The Spring Equinox is not actually a date, so much as a time- the event itself occurred at 05:14 this morning. Technically, the term “equinox” can be broken down into Latin, meaning roughly “equal night,” and is an astronomical event when the sun’s axis is perfectly aligned over the equator. The Spring Equinox’s autumnal equivalent always occurs on September 22nd, and marks the darker half of the year, when nights are longer weather colder. (Unless you live in Australia, where it is like, the opposite, or something.)
Given that until the last few centuries or so, humanity was rather superstitious, such a momentous astronomical event is of course imbued with many (mostly false) traditions and beliefs. Many Earthlings believe that balancing eggs, brooms or other difficult to balance items is easier on this day, but alas, that’s down to confirmation bias.
Earthsky.com explains that while our ancestors may not have as fully understood the meaning of the Spring Equinox and its counterpart, there have always been observable phenomena linked with the day:
“If they thought in terms of four directions, they might also have learned a fact of nature that occurs whenever there’s an equinox – whenever the sun crosses the celestial equator.
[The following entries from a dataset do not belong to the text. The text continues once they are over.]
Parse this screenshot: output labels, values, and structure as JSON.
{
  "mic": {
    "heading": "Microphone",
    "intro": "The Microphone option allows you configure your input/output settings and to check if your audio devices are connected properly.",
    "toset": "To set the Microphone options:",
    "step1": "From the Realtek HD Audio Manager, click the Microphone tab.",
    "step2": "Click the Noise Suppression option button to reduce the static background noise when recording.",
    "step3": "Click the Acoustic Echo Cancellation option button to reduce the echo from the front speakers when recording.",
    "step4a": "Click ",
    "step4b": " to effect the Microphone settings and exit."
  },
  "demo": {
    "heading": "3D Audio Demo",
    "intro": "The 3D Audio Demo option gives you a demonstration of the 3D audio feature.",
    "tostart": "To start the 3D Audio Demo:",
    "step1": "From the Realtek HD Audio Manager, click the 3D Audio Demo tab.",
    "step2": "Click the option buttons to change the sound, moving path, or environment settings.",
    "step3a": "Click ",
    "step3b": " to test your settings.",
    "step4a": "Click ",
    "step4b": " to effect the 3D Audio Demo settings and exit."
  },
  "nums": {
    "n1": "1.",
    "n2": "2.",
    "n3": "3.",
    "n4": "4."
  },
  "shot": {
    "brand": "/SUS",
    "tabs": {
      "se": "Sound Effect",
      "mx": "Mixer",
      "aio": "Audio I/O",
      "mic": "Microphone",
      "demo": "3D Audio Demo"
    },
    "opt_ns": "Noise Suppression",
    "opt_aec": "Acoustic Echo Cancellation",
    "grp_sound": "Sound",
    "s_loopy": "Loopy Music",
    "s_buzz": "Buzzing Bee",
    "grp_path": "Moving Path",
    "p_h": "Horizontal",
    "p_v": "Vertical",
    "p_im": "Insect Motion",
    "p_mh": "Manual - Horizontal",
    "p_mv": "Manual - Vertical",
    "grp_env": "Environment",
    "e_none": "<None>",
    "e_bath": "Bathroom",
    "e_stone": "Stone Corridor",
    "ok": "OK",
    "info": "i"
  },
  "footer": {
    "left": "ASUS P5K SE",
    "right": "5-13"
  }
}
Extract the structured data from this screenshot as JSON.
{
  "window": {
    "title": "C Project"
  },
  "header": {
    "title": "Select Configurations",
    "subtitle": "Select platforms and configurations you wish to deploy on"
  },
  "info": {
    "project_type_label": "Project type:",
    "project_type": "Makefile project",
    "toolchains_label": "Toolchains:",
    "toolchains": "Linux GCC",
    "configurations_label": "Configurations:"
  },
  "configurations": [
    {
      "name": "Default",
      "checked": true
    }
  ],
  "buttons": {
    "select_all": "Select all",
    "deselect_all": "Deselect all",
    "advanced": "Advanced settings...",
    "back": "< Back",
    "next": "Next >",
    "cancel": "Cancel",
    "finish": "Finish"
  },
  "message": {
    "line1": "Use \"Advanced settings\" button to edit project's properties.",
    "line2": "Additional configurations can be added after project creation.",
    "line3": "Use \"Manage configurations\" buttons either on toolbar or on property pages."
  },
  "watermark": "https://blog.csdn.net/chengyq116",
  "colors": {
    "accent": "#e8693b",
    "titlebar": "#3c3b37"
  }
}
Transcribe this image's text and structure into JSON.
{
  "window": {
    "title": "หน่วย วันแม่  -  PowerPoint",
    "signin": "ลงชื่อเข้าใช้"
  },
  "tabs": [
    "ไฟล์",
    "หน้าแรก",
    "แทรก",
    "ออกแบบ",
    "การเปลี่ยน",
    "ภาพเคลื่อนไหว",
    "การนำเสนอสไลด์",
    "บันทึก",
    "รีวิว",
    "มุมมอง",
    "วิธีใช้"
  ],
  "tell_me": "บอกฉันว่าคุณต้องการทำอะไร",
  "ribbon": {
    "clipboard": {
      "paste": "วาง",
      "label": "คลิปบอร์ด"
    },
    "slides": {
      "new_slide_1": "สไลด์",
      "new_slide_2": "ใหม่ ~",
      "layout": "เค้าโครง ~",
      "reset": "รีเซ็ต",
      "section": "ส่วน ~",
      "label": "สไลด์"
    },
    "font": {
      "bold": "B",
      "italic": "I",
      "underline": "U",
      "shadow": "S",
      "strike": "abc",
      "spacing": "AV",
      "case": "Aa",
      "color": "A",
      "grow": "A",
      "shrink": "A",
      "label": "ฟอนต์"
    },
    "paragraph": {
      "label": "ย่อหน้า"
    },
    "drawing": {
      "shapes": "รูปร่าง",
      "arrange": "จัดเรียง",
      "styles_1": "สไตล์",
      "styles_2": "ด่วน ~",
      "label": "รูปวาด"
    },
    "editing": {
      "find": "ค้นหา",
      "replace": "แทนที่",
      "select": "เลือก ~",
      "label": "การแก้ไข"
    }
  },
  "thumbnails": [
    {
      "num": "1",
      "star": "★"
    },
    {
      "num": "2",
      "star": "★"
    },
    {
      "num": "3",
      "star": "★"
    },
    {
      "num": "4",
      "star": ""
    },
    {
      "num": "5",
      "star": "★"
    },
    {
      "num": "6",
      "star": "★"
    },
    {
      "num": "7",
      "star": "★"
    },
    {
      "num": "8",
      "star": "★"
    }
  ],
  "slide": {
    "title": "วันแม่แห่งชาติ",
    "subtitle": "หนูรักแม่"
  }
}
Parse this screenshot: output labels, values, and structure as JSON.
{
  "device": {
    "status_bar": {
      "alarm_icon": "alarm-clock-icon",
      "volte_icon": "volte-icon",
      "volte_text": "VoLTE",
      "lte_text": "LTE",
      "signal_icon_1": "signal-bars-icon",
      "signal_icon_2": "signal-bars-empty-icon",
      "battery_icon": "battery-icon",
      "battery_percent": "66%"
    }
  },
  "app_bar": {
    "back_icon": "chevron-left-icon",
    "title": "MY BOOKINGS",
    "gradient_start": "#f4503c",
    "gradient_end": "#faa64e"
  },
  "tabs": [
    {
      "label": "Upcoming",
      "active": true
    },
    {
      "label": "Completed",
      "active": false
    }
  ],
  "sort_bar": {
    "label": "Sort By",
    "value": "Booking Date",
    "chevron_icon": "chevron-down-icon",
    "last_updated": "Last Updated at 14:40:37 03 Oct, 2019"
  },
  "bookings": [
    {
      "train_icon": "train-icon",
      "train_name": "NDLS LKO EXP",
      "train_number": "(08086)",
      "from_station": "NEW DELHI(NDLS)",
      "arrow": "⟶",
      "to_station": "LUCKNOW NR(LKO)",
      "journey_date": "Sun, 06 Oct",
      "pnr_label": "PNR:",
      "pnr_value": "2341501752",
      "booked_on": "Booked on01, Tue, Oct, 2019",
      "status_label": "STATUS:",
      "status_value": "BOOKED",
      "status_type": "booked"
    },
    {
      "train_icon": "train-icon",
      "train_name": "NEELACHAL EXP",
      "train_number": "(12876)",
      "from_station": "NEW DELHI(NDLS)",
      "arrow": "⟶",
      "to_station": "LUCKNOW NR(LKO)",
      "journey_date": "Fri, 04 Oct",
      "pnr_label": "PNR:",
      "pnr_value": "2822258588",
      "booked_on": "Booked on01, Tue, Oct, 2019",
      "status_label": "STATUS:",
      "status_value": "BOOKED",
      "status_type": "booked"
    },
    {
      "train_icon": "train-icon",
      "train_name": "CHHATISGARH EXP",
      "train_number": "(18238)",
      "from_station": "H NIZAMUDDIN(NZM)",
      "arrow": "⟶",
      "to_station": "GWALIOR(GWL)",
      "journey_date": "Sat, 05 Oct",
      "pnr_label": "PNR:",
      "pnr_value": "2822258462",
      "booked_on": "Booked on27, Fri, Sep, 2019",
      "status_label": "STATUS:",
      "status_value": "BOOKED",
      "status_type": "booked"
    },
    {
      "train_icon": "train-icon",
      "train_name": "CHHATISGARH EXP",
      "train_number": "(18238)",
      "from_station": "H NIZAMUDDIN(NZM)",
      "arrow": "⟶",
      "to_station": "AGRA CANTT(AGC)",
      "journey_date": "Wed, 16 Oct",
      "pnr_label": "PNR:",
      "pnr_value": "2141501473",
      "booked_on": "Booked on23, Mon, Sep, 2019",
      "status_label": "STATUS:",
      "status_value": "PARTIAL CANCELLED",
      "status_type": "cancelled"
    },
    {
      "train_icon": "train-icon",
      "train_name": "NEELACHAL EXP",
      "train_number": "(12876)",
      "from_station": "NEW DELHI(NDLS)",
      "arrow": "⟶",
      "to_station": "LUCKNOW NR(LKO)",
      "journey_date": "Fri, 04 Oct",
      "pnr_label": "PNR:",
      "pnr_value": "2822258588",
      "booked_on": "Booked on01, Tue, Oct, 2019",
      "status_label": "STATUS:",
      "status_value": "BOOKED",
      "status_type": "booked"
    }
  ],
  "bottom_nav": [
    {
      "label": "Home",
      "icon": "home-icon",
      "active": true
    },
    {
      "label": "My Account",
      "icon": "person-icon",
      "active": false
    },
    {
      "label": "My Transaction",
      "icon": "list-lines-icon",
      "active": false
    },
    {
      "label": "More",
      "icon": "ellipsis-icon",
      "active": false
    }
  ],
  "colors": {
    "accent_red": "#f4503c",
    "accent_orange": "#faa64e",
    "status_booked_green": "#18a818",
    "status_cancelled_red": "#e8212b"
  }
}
Since the celestial equator intersects the horizon at due east and due west, the sun rises due east and sets due west on the day of the equinox, as seen from everywhere on the globe.”
Notably, scientists now are trying to get the terms widely accepted to be “March Equinox” and “September Equinox” rather than “Spring Equinox” and “Autumnal Equinox” to avoid “Northern hemisphere bias,” which exists- are you looking forward to longer days?